OBAMA, CLINTON SPAR OVER WHETHER MCCAIN IS PREFERABLE TO BUSH
Senator Obama's declaration that Senator McCain would make a better president than President Bush drew a sharp retort yesterday from Senator Clinton, who said she strongly disagreed. "You have a real choice in this election. Either Democrat would be better than John McCain. … And all three of us would be better than George Bush," Mr. Obama told an audience in Reading, Pa., according to the Associated Press. "Senator McCain is a real American patriot who has served our country with distinction, but Senator McCain would follow the same failed policies that have been so wrong for our country the last seven years," Mrs. Clinton said while on the stump in Johnstown, Pa., according to her campaign. "We need a nominee who will take on John McCain, not cheer on John McCain, and I will be that nominee."

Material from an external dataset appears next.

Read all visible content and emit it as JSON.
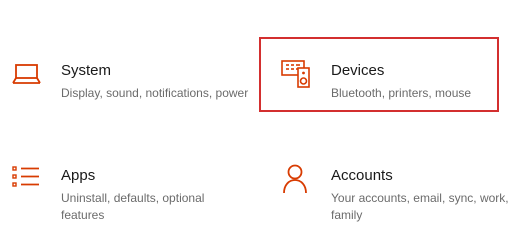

SCHUMER PREDICTS LARGE CLINTON WIN IN PENNSYLVANIA
One of Senator Clinton's top backers, Senator Schumer, is predicting that Mrs. Clinton will score a big win in Pennsylvania's Democratic presidential primary tomorrow. "I think that she's going to do very well in Pennsylvania, and I think she's going to do better than either the polls, which have always underestimated her, or the pundits have stated. I think she's going to have a strong win in Pennsylvania," Mr. Schumer declared on "Fox News Sunday." Pressed to give a specific margin of victory, the senior senator from New York demurred. Mr. Schumer also sought to dampen perceptions of a conflict between Mrs. Clinton and a liberal group that has endorsed Senator Obama, MoveOn.org. "We have been less successful in caucuses because it brings out the activist base of the Democratic Party. MoveOn.org didn't even want us to go into Afghanistan. I mean, that's what we're dealing with," she complained in a closed-door fund raiser in March, according to an audio recording posted on the Internet last week by the Huffington Post. MoveOn contends it did not oppose the Afghanistan war, though a man who now leads the group circulated a petition calling for "restraint."
MCCAIN DEFLECTS QUESTIONS ABOUT FAMOUS TEMPER
Senator McCain deflected questions about his temper yesterday, saying he is "a passionate man" but that stories about his private outbursts were more than 15 years old. In an appearance on ABC's "This Week," he was responding to a lengthy article yesterday on the front page of the Washington Post that detailed several incidents in which he had allegedly shouted obscenities at colleagues and threatened them. The article also described occasions when Mr. McCain, who has acknowledged losing his temper at times, allegedly tried to get staffers who had crossed him fired. "I am very happy to be a passionate man," he said. "I love this country. I love what we stand for and believe in, and many times I deal passionately when I find things that are not in the best interests of the American people. And so, look, 20, 25 years ago, 15 years ago, that's fine, and those stories here are either totally untrue or grossly exaggerated."
Senator Clinton earned the endorsement yesterday of the Pittsburgh Tribune-Review, a newspaper whose conservative owner and publisher, Richard Mellon Scaife, was once a leading antagonist of the Clintons during the 1990s. Mr. Scaife, a billionaire, helped to fund several investigations into Mr. Clinton's personal life that eventually led to his impeachment in 1998. Mrs. Clinton famously labeled these critics as a "vast right-wing conspiracy." In the editorial, the Tribune-Review said Mr. Obama was too inexperienced for the presidency and saluted Mrs. Clinton for sitting down for an interview with the editorial board.
DEMOCRATIC PARTY RELEASES AD ATTACKING MCCAIN
The Democratic National Committee is airing a new television ad intended to show Senator McCain as out of touch with the nation's economic distress. "I think you could argue that Americans are better off, because we have had a pretty good prosperous time," Mr. McCain says, in a clip from a January debate. A Republican Party statement called the ad "the sort of dishonest campaigning voters are sick of."